Researchers at Johns Hopkins Bloomberg School of Public Health write that opportunities to advance the use of non-medication alternative therapies for lower back pain are being stymied by unhelpful public and private insurance treatment. In their investigation, the Bloomberg School researchers assessed 2017 coverage treatment by Medicaid, Medicare, and major commercial insurers for non-drug interventions including physical therapy, acupuncture, and psychological counseling and found reimbursement policies that were spotty, unclear, and inconsistent. This included coverage for modalities such as acupuncture for which clinical research has demonstrated efficacy for back pain. Senior author Caleb Alexander, MD, MS, commented “This study reveals an important opportunity for insurers to broaden and standardize their coverage of non-drug pain treatments to encourage their use as safer alternatives to opioids.” The findings were published online in JAMA Open Network.
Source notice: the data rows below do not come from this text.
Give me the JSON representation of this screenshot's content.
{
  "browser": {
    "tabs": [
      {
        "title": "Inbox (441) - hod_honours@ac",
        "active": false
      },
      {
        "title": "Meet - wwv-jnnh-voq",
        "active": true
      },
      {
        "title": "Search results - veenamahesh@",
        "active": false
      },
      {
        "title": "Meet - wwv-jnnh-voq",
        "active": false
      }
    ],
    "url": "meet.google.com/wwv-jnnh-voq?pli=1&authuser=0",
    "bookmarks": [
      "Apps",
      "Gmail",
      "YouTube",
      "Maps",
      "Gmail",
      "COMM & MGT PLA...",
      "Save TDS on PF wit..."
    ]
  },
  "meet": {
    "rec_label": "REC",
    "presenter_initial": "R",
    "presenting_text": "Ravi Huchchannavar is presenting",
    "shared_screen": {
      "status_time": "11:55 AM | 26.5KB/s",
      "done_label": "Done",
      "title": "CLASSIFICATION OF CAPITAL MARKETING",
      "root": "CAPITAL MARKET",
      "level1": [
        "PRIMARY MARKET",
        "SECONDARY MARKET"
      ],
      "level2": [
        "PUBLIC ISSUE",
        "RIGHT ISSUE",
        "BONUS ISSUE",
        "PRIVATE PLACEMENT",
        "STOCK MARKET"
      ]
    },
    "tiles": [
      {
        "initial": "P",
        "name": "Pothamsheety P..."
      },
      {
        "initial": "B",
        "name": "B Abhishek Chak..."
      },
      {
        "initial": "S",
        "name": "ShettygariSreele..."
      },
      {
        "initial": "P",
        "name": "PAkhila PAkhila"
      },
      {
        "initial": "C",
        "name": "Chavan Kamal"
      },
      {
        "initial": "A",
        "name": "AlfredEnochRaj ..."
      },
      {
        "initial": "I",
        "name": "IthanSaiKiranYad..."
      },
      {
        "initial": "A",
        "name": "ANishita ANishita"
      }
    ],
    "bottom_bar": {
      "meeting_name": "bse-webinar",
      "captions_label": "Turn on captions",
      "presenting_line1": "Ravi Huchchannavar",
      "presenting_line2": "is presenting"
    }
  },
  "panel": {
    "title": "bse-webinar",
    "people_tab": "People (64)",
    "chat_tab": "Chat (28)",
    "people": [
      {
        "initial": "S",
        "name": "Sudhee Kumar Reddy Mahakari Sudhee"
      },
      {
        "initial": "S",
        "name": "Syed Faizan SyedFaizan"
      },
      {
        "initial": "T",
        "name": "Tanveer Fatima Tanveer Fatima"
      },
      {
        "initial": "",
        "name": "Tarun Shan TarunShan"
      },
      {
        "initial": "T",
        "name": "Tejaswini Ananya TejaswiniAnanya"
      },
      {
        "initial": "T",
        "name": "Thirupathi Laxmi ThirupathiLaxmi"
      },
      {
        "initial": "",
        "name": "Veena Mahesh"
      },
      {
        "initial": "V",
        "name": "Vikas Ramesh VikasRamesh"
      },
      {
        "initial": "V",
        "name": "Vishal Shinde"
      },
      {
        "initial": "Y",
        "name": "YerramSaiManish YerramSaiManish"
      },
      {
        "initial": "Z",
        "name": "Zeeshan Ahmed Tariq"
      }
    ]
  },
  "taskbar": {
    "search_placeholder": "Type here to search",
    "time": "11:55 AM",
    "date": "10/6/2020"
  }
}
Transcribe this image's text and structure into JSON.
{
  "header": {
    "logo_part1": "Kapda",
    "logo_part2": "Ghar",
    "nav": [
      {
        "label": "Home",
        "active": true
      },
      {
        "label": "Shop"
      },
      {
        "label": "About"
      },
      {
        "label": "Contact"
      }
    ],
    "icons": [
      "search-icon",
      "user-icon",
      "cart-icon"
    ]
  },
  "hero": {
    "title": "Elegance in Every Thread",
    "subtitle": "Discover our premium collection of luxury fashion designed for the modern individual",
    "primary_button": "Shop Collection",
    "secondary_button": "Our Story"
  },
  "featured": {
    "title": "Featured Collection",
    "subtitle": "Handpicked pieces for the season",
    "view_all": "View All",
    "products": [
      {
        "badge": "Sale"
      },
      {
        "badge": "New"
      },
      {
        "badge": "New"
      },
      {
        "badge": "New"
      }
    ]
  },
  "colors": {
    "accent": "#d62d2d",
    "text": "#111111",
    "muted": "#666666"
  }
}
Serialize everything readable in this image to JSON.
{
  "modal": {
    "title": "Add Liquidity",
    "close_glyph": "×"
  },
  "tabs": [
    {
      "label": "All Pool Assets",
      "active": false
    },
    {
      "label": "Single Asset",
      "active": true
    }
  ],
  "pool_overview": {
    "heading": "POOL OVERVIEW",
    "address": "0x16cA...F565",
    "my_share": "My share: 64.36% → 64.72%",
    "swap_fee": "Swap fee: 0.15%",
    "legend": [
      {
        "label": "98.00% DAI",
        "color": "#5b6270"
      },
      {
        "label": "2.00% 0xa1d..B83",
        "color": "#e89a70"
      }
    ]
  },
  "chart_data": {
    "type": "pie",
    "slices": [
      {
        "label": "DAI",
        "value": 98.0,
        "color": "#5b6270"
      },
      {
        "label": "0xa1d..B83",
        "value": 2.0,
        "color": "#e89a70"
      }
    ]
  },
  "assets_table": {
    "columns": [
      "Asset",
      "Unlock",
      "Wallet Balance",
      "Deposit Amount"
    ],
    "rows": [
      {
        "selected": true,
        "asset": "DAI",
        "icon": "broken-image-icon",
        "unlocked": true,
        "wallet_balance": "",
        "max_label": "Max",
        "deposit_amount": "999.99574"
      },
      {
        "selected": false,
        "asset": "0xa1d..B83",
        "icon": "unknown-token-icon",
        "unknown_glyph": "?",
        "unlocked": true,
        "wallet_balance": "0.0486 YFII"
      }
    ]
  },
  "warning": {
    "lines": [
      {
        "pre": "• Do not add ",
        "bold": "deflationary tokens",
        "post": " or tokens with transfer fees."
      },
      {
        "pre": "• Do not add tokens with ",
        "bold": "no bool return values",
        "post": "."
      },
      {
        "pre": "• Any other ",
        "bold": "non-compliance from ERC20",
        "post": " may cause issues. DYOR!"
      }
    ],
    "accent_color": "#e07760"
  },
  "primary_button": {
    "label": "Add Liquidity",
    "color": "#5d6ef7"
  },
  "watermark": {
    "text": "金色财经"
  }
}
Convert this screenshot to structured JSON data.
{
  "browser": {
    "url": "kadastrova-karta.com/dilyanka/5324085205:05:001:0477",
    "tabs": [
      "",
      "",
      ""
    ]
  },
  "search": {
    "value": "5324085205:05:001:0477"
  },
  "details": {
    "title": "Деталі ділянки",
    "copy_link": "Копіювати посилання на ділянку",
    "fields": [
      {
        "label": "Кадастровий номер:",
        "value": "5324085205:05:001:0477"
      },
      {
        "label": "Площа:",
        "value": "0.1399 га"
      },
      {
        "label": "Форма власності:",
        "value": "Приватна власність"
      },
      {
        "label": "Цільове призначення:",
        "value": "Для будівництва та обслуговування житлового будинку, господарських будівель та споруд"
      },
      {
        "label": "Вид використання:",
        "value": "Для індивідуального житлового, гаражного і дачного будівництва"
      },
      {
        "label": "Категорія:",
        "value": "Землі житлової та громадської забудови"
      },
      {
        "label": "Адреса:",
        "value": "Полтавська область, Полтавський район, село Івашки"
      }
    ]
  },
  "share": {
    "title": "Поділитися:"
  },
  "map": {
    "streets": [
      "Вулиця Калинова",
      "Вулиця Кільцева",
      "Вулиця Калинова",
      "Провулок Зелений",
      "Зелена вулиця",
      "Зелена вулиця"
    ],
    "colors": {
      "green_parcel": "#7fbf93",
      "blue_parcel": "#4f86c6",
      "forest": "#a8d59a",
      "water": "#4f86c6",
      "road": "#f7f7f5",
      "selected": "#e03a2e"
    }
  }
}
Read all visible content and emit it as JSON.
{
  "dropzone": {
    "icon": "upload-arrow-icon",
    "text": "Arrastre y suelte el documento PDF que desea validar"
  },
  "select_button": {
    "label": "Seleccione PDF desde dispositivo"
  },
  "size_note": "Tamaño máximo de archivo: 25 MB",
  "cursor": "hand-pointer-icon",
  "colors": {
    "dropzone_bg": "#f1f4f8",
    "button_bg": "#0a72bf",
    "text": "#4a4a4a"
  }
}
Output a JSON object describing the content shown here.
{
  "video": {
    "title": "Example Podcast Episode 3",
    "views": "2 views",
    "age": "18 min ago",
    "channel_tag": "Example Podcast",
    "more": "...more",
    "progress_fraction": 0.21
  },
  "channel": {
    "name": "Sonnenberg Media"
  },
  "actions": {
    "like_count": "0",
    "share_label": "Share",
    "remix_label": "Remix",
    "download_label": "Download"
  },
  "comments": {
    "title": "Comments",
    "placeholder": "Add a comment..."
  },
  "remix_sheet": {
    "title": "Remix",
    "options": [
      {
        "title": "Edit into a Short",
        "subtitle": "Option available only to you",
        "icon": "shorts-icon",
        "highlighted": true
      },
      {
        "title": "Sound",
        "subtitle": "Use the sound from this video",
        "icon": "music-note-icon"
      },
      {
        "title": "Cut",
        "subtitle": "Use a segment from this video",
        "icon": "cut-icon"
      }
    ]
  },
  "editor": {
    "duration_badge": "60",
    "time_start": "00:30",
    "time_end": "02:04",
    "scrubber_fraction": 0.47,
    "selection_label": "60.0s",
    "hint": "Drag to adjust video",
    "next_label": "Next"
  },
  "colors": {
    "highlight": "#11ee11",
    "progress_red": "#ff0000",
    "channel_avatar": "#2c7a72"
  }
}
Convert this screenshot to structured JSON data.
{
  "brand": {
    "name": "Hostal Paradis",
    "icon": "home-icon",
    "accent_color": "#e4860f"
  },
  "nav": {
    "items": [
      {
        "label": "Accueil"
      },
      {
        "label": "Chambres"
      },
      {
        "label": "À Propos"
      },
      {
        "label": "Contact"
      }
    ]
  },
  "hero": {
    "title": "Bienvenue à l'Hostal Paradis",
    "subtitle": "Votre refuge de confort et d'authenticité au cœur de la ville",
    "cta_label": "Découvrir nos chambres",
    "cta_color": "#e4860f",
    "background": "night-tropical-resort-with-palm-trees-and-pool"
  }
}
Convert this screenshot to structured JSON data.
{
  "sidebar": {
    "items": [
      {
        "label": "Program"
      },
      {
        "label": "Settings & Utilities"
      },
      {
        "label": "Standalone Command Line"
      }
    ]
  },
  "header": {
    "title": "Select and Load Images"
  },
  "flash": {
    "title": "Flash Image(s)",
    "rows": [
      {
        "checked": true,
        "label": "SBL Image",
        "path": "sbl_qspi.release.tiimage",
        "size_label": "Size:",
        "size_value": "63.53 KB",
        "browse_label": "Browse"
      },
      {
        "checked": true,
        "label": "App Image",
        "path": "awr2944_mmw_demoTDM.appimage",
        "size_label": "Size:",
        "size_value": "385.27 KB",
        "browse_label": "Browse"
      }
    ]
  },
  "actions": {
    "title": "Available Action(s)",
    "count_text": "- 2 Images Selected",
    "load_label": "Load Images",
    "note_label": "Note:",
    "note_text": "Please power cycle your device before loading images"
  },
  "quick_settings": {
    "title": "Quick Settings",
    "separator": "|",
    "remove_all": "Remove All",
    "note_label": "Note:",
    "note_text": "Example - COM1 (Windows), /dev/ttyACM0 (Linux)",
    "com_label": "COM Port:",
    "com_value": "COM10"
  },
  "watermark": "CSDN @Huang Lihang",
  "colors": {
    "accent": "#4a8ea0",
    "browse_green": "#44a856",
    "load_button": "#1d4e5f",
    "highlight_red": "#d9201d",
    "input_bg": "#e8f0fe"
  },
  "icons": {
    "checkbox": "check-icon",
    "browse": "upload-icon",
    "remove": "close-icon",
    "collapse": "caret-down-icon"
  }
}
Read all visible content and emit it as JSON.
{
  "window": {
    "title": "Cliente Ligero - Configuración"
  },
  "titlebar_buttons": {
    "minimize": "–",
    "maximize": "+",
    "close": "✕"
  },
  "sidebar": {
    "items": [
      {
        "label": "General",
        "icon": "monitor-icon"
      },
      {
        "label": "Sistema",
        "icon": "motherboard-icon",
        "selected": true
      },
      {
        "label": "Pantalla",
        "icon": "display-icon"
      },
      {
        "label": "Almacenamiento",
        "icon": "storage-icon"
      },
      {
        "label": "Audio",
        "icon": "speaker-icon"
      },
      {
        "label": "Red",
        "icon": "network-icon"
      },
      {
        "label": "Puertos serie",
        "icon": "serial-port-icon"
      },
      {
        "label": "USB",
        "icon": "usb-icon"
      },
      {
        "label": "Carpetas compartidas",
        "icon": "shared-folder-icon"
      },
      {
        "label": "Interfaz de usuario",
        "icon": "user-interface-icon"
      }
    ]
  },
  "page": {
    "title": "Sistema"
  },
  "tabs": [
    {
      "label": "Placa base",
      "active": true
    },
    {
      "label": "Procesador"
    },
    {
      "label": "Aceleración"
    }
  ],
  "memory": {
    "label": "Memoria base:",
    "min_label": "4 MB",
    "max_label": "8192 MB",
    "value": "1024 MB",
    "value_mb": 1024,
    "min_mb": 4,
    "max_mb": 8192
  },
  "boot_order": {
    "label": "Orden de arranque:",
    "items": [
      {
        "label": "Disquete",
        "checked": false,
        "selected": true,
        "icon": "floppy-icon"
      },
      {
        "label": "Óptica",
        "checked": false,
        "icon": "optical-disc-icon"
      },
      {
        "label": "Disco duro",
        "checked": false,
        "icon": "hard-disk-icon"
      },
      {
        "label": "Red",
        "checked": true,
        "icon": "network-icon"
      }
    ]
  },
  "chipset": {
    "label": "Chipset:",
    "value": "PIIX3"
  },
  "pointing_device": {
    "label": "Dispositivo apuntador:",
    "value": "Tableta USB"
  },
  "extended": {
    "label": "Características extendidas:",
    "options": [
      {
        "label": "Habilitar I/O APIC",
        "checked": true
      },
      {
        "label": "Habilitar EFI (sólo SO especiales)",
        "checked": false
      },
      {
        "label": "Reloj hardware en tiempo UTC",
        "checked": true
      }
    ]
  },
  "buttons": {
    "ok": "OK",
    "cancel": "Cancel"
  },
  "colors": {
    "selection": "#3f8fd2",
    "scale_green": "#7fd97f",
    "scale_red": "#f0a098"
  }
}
CDC prescribing guidelines recommend that “Non-opioid therapy is preferred for chronic pain outside of active cancer, palliative, and end-of-life care,” and the US Department of Health and Human Services has advocated for changes in payors’ coverage practices to support this action. In their assessment, the Bloomberg School team surveyed 15 Medicaid, 15 Medicare Advantage, and 15 major commercial carriers for their stance on non-drug treatments for lower back pain. Psychological interventions were covered by just 3 of the Medicaid plans, and although most plans offered some coverage for physical therapy, polices with respect to number of sessions and required referrals were found to be spotty and inconsistent. Dr. Alexander noted that “In the last few years we have seen many insurers modifying their policies to reduce the vast overuse of opioids, but clearly we still have a long way to go.” Read more about the study conclusions here. The journal article may be read here.
Posted on October 9, 2018